Equity markets were well and truly bashed on Thursday as bond yields around the world rose sharply. German 10 year bund yields have risen by nearly one half of a percent point in the space of a couple of weeks. When we wrote earlier in the week, post the latest euro area inflation data that anyone buying 10-year German bunds yielding 57bp was guaranteed to lose money, we did not expect it to happen quite so quickly. We have also been at pains to point out that the equity rallies have been interrupted with bouts of volatility and this pattern was likely to remain. Equity markets have struggled to push on in the recent weeks, creating a greater risk of a selloff.

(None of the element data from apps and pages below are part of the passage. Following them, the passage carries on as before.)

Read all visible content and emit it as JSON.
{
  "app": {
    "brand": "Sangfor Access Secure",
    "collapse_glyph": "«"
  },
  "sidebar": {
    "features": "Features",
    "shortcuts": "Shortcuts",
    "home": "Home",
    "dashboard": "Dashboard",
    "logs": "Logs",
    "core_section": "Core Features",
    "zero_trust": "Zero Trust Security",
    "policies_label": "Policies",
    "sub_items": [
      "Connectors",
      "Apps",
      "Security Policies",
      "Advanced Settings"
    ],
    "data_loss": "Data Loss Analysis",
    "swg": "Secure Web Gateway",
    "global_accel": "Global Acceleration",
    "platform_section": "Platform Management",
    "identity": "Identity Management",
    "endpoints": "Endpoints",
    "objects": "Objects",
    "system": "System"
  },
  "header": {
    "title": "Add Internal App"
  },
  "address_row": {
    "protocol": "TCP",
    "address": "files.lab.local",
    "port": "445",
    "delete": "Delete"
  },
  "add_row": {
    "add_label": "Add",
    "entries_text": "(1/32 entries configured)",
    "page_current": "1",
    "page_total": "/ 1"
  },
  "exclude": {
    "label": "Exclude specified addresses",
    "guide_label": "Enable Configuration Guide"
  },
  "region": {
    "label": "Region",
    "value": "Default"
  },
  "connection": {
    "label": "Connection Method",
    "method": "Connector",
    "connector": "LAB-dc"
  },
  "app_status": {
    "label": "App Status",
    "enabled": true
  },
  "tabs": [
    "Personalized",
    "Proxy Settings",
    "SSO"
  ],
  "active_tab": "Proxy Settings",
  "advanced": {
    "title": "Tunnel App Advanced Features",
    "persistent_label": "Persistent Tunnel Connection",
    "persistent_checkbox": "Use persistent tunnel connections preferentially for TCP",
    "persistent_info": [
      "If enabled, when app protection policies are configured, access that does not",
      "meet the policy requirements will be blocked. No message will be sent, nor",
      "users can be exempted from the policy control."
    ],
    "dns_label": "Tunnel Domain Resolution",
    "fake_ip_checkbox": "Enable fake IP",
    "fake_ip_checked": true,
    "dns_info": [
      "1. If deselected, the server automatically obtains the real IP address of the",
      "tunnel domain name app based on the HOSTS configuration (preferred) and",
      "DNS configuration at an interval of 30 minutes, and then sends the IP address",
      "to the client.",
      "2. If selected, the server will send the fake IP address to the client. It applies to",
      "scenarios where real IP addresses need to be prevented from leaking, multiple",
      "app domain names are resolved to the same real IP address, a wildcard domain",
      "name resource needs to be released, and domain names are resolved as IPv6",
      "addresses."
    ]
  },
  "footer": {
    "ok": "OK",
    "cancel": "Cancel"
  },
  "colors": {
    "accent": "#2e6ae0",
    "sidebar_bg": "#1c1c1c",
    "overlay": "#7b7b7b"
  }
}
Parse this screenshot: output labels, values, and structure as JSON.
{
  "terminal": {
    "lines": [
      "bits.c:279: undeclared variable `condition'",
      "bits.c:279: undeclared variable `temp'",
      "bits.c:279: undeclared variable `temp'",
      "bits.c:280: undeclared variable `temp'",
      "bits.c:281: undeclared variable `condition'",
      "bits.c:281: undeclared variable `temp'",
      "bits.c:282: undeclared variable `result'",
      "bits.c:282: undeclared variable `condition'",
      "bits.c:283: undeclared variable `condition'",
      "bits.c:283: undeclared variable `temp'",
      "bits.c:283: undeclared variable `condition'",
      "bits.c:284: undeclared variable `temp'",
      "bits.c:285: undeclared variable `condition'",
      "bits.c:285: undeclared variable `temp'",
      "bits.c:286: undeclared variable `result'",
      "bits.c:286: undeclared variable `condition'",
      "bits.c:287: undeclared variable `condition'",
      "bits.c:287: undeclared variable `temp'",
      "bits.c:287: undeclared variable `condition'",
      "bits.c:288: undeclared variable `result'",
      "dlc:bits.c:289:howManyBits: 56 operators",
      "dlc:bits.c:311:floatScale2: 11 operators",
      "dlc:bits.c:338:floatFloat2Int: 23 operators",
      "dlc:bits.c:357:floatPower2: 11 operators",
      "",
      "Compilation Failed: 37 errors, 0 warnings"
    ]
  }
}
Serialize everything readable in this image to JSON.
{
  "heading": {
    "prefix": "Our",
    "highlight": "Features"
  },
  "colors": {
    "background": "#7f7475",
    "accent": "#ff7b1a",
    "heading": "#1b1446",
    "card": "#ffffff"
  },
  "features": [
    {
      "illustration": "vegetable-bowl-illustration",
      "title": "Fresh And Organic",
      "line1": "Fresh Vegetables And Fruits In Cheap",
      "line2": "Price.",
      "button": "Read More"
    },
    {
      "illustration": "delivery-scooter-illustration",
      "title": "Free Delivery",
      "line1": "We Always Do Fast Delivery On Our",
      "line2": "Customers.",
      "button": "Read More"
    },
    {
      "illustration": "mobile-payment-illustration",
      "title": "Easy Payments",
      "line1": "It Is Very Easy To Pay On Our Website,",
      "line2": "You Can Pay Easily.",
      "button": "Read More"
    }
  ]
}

There has been a lot for analysts to digest in the last 48 hours, and for a change Greece has taken a little bit of a back seat. Late on Wednesday saw the release of the latest Federal Reserve's beige book. This survey is conducted to give anecdotal evidence of the state of the US economy in each of the 12 Federal Reserve districts, and was described by the Wall Street Journal a providing a fairly rosy picture of the US economy.
Yields rose across the globe on Thursday as Mario Draghi, in his press conference stated that he expects increased bond market volatility. We regularly comment on the latest fund flow data in our weekly pieces, fund flows this year continue to report capital coming into bonds. For this reason one would expect when sentiment changes, volatility will increase sharply as buyers are always reluctant to catch a falling knife.
Rising bond yields will always knock other asset price valuations, as these other assets take part of their valuation from their attractiveness to what is called a risk free asset. In reality it must be the most misused expressions one can think of, as those who have bought bonds in the past week will testify to.
Two year US treasury yields have risen over the past couple of days, but at 67 basis points remain close to their lows. Two year yields are considered the best gauge of interest rate sentiment, and the fact 2 year yields have not risen as sharply as longer dated yields, suggests that sentiment towards the timing of the first rate rise has not changed significantly. The fact that the longer dated bond yields have risen faster than the shorter dated ones should be considered an encouraging sign for the outlook for economic growth. Equity investors have tended to favour bond proxy sectors such as utilities, pharmaceutical and staples. Rising bond yields tends to benefit the more cyclical sectors as it's a sign of economic growth, will fund managers be more tempted into these sectors if yields continue to rise only time will tell?